(Beginning of Records shown)

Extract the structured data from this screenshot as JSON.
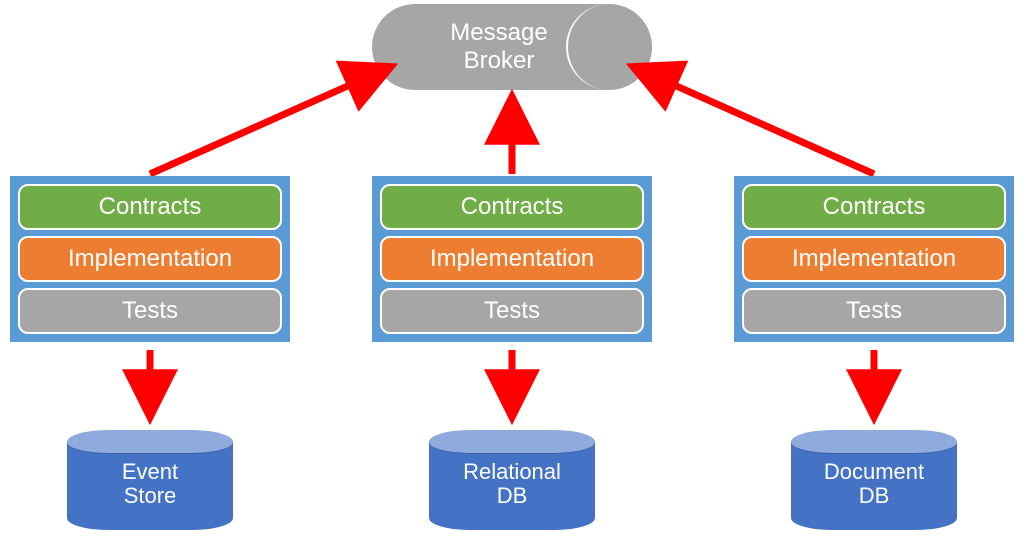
{
  "broker": {
    "line1": "Message",
    "line2": "Broker"
  },
  "services": [
    {
      "id": "svc-left",
      "contracts": "Contracts",
      "implementation": "Implementation",
      "tests": "Tests",
      "db": {
        "line1": "Event",
        "line2": "Store"
      }
    },
    {
      "id": "svc-mid",
      "contracts": "Contracts",
      "implementation": "Implementation",
      "tests": "Tests",
      "db": {
        "line1": "Relational",
        "line2": "DB"
      }
    },
    {
      "id": "svc-right",
      "contracts": "Contracts",
      "implementation": "Implementation",
      "tests": "Tests",
      "db": {
        "line1": "Document",
        "line2": "DB"
      }
    }
  ],
  "colors": {
    "arrow": "#ff0000",
    "service_bg": "#5b9bd5",
    "contracts": "#70ad47",
    "implementation": "#ed7d31",
    "tests": "#a6a6a6",
    "db_body": "#4472c4",
    "db_top": "#8faadc",
    "broker": "#a6a6a6"
  }
}
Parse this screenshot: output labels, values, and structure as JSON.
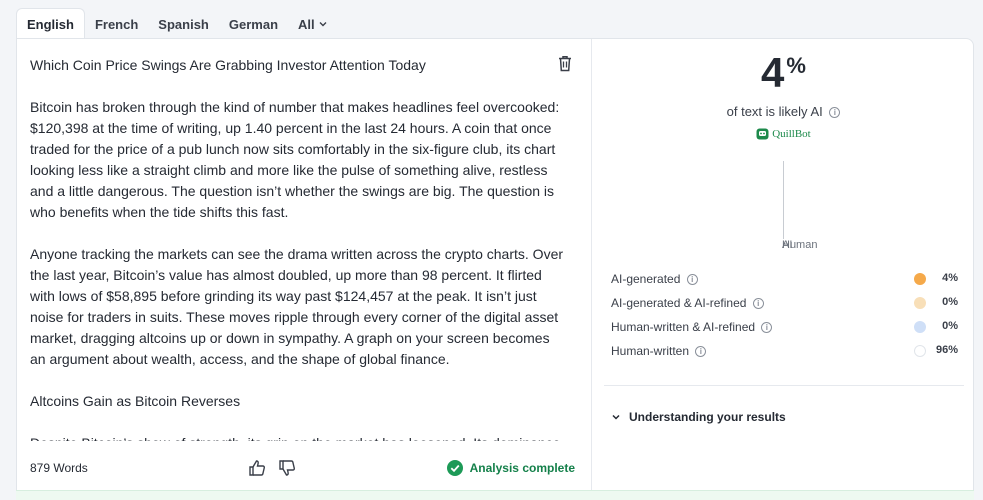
{
  "tabs": [
    {
      "label": "English",
      "active": true
    },
    {
      "label": "French"
    },
    {
      "label": "Spanish"
    },
    {
      "label": "German"
    },
    {
      "label": "All"
    }
  ],
  "document": {
    "title": "Which Coin Price Swings Are Grabbing Investor Attention Today",
    "paragraphs": [
      "Bitcoin has broken through the kind of number that makes headlines feel overcooked: $120,398 at the time of writing, up 1.40 percent in the last 24 hours. A coin that once traded for the price of a pub lunch now sits comfortably in the six-figure club, its chart looking less like a straight climb and more like the pulse of something alive, restless and a little dangerous. The question isn’t whether the swings are big. The question is who benefits when the tide shifts this fast.",
      "Anyone tracking the markets can see the drama written across the crypto charts. Over the last year, Bitcoin’s value has almost doubled, up more than 98 percent. It flirted with lows of $58,895 before grinding its way past $124,457 at the peak. It isn’t just noise for traders in suits. These moves ripple through every corner of the digital asset market, dragging altcoins up or down in sympathy. A graph on your screen becomes an argument about wealth, access, and the shape of global finance.",
      "Altcoins Gain as Bitcoin Reverses",
      "Despite Bitcoin’s show of strength, its grip on the market has loosened. Its dominance now"
    ],
    "word_count": "879 Words",
    "status": "Analysis complete"
  },
  "result": {
    "percent": "4",
    "percent_sign": "%",
    "likely_text": "of text is likely AI",
    "brand": "QuillBot",
    "scale_label": "Human",
    "scale_overlap": "AI",
    "rows": [
      {
        "label": "AI-generated",
        "value": "4%",
        "color": "#f5a94a"
      },
      {
        "label": "AI-generated & AI-refined",
        "value": "0%",
        "color": "#f8dfb8"
      },
      {
        "label": "Human-written & AI-refined",
        "value": "0%",
        "color": "#cfdff7"
      },
      {
        "label": "Human-written",
        "value": "96%",
        "color": "#ffffff"
      }
    ],
    "understanding": "Understanding your results"
  }
}
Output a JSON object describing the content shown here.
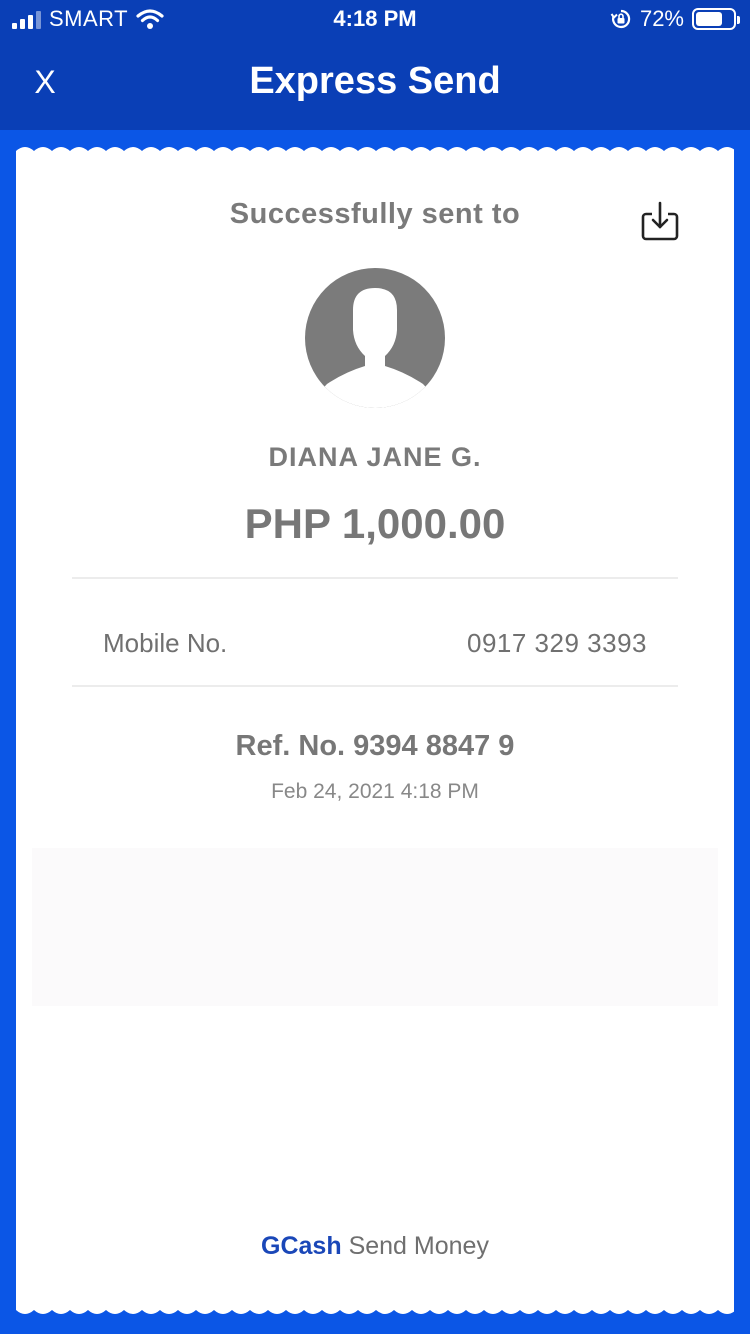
{
  "status_bar": {
    "carrier": "SMART",
    "time": "4:18 PM",
    "battery_percent": "72%",
    "battery_level": 0.72,
    "icons": [
      "signal-bars-icon",
      "wifi-icon",
      "orientation-lock-icon",
      "battery-icon"
    ]
  },
  "header": {
    "close_label": "X",
    "title": "Express Send"
  },
  "receipt": {
    "success_text": "Successfully sent to",
    "recipient_name": "DIANA JANE G.",
    "amount": "PHP 1,000.00",
    "mobile_label": "Mobile No.",
    "mobile_value": "0917 329 3393",
    "ref_no": "Ref. No. 9394 8847 9",
    "datetime": "Feb 24, 2021 4:18 PM",
    "download_icon": "download-icon",
    "avatar_icon": "avatar-placeholder-icon"
  },
  "footer": {
    "brand": "GCash",
    "suffix": "Send Money"
  },
  "colors": {
    "background_blue": "#0b56e6",
    "header_blue": "#0a3fb6",
    "brand_blue": "#1a47b8",
    "text_gray": "#7a7a7a"
  }
}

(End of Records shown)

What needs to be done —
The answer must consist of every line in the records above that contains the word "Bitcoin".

Solved problem —
      "Bitcoin has broken through the kind of number that makes headlines feel overcooked: $120,398 at the time of writing, up 1.40 percent in the last 24 hours. A coin that once traded for the price of a pub lunch now sits comfortably in the six-figure club, its chart looking less like a straight climb and more like the pulse of something alive, restless and a little dangerous. The question isn’t whether the swings are big. The question is who benefits when the tide shifts this fast.",
      "Anyone tracking the markets can see the drama written across the crypto charts. Over the last year, Bitcoin’s value has almost doubled, up more than 98 percent. It flirted with lows of $58,895 before grinding its way past $124,457 at the peak. It isn’t just noise for traders in suits. These moves ripple through every corner of the digital asset market, dragging altcoins up or down in sympathy. A graph on your screen becomes an argument about wealth, access, and the shape of global finance.",
      "Altcoins Gain as Bitcoin Reverses",
      "Despite Bitcoin’s show of strength, its grip on the market has loosened. Its dominance now"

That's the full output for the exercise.